In recent years, assessments have determined that about 30 individuals were of unsound mind and therefore unable to understand the ramifications of their criminal actions. The number of psychiatric evaluations that reach this finding among criminals has steadily increased in Finland.
Severe mental illnesses on the rise
Research from Jüriloo and his team has determined that the number of prisoners in Finland with either psychotic or schizophrenic illnesses has risen ten times over in the last decade. The results were recently published in the Nordic Journal of Psychiatry.
In 2017, there were 160 prisoners in Finland with a psychotic disorder and 84 that were diagnosed with schizophrenia. This number is ten times what it was just over ten years ago, in 2006.
Hannu Lauerma, chief physician of Turku's psychiatric prison, says he has calculated that the number of prison sentences that have been suspended for psychiatric reasons has also doubled in Finland. In the last few years, there have been four or five of such cases annually.
The number of criminals serving time in Finland's prisons has fallen slightly in recent years. In 2017, there were about 3,000 inmates in 26 prison establishments or institutions.
Average prison sentences for inmates that are later diagnosed with psychotic disorders are notably long.
"This begs the question of if they are in the right place to begin with. Maybe a mental health assessment before the sentence would have been a better idea," says Jüriloo.
Further studies are being conducted into the rise in psychotic prisoners in Finland, and results are expected before the year is out. The National Institute for Health and Welfare (THL) is starting up an investigation into the new findings in the autumn.
Faults in the system
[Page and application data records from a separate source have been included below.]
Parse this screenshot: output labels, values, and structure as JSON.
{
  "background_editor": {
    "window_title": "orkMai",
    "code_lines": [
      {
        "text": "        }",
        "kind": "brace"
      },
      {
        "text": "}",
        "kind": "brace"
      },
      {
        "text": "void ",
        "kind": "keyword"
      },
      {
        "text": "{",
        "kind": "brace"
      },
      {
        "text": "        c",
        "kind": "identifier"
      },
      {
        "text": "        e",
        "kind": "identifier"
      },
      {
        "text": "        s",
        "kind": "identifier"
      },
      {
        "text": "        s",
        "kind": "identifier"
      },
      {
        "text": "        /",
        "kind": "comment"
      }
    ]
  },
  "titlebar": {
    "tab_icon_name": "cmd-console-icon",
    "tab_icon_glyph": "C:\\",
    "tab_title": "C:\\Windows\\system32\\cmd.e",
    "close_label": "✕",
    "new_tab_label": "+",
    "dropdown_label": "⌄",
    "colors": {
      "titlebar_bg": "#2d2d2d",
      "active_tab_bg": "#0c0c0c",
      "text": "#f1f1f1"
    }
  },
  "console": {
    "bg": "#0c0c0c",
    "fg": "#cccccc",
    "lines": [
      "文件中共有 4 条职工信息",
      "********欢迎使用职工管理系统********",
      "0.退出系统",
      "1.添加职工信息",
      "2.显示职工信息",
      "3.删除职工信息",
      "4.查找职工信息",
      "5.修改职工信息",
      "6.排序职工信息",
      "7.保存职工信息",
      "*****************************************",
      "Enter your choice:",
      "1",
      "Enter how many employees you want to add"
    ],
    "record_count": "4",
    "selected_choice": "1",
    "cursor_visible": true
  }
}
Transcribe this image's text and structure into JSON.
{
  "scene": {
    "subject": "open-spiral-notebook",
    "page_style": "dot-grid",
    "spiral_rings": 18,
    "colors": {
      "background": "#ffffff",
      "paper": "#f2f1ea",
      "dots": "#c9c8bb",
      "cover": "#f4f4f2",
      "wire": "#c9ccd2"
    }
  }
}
Jüriloo says one reason for the growth in psychotic disorders is increasing substance abuse. His research found that this was the case with only 39.5 percent of prisoners, however. He blames failures in the nation's psychiatric services for another share of the problem.
"Patients in prison's psychiatric care are not just criminals, they are also victims of an insufficient care system," he states.
Finland has systematically taken steps to cut psychiatric care to thousands of needy people in the last few decades. The number of beds in care facilities has dramatically decreased, as the country has tried to move towards a more outpatient-oriented care paradigm.
Jüriloo says the mechanisms for determining who receives outpatient care in Finland are wanting.
"We can't have a situation in which people are only getting the care they need in prison. I hear our patients saying it every once in a while."
Just a few years ago, suspected criminals in Finland often requested a mental health assessment in the hopes that it would lower their sentence. Since then, things have been inverted: people diagnosed with mental health disorders end up being confined for a longer period, which leads many to hide their mental health history.
"That way they avoid psychiatric hospitalization, which can be much longer than a possible prison sentence. According to THL data, typical treatment periods for voluntary or involuntary psychiatric care handed down by the courts can continue for 7 to 9 years."